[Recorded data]
☆ ☆ ☆ ☆
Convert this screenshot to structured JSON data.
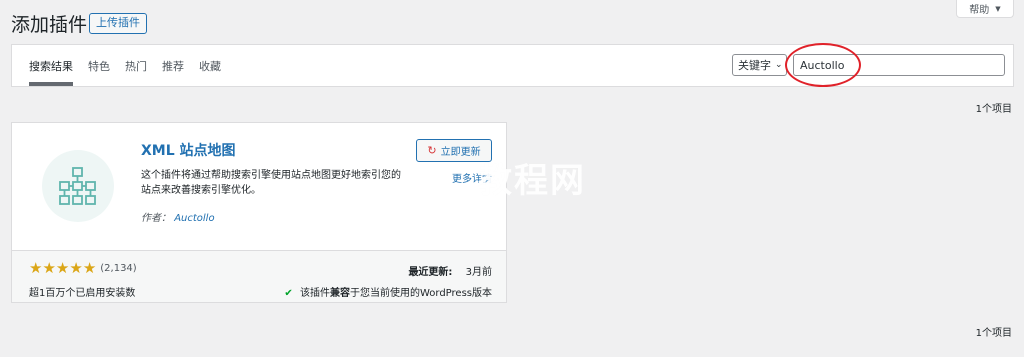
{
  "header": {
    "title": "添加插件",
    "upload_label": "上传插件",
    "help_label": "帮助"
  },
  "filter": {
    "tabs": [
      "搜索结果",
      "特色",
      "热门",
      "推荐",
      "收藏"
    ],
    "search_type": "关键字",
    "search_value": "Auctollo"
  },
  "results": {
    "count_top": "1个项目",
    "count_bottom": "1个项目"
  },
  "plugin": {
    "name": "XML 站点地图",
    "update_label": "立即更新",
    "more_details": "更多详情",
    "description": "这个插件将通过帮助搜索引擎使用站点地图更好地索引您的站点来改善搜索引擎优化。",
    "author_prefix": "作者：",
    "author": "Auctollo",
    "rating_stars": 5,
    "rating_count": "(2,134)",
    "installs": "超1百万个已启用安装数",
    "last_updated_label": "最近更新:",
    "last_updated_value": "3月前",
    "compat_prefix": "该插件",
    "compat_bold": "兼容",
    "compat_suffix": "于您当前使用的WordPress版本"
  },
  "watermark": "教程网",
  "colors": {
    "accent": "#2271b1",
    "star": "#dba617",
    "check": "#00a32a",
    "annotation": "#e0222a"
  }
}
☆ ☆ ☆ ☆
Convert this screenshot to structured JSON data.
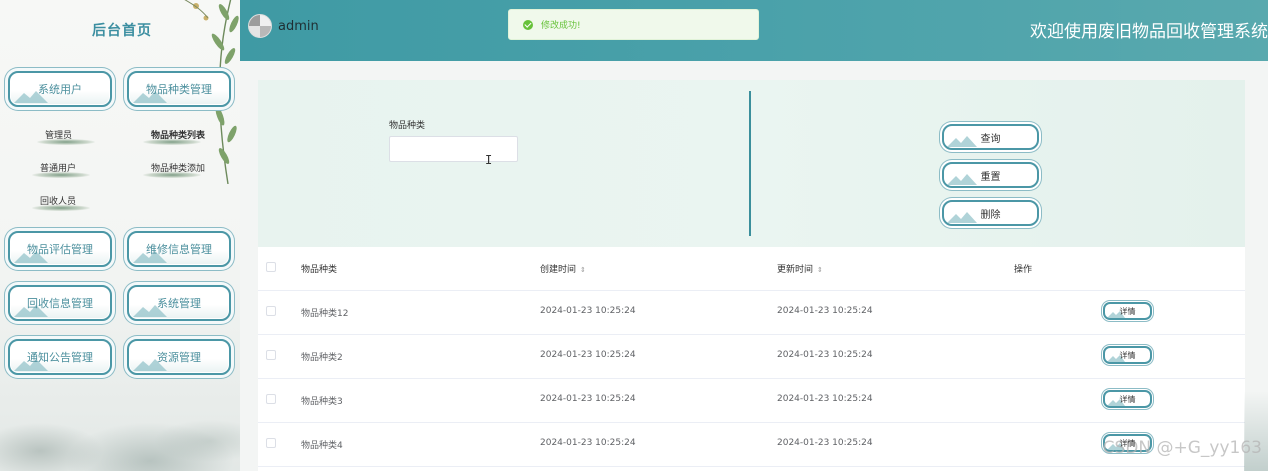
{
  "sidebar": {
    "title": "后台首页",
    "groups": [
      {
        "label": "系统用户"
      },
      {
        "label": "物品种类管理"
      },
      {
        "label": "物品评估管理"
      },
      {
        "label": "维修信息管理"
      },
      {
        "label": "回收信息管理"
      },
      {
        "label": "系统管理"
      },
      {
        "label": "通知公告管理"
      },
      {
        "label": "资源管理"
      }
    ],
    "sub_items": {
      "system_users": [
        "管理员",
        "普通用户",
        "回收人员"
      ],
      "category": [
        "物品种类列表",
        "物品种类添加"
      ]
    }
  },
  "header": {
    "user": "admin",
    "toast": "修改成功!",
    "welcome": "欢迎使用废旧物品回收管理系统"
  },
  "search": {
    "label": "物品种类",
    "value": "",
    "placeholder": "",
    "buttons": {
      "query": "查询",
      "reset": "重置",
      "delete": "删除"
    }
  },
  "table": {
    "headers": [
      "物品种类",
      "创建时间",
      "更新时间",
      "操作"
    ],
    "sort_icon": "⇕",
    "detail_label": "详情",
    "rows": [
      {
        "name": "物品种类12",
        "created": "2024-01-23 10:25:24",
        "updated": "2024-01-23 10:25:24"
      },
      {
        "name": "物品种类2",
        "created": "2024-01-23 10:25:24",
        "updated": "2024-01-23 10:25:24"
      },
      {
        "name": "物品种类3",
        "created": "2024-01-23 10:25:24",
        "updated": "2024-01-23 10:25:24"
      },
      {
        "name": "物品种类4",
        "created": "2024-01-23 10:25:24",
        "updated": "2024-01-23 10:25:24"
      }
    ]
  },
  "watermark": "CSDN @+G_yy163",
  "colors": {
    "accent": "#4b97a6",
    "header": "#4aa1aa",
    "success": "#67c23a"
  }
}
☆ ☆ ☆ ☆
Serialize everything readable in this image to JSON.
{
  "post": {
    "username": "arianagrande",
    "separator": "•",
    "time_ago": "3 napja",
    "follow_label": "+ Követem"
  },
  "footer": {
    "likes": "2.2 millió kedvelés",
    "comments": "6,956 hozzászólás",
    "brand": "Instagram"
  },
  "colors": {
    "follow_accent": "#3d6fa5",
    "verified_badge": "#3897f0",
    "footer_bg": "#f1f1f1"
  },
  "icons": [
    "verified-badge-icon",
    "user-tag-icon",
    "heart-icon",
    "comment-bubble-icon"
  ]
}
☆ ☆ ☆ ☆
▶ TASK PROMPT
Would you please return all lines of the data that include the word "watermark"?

▶ RESPONSE TO THE TASK
  "watermark": "教程网",
  "watermark": "CSDN @+G_yy163",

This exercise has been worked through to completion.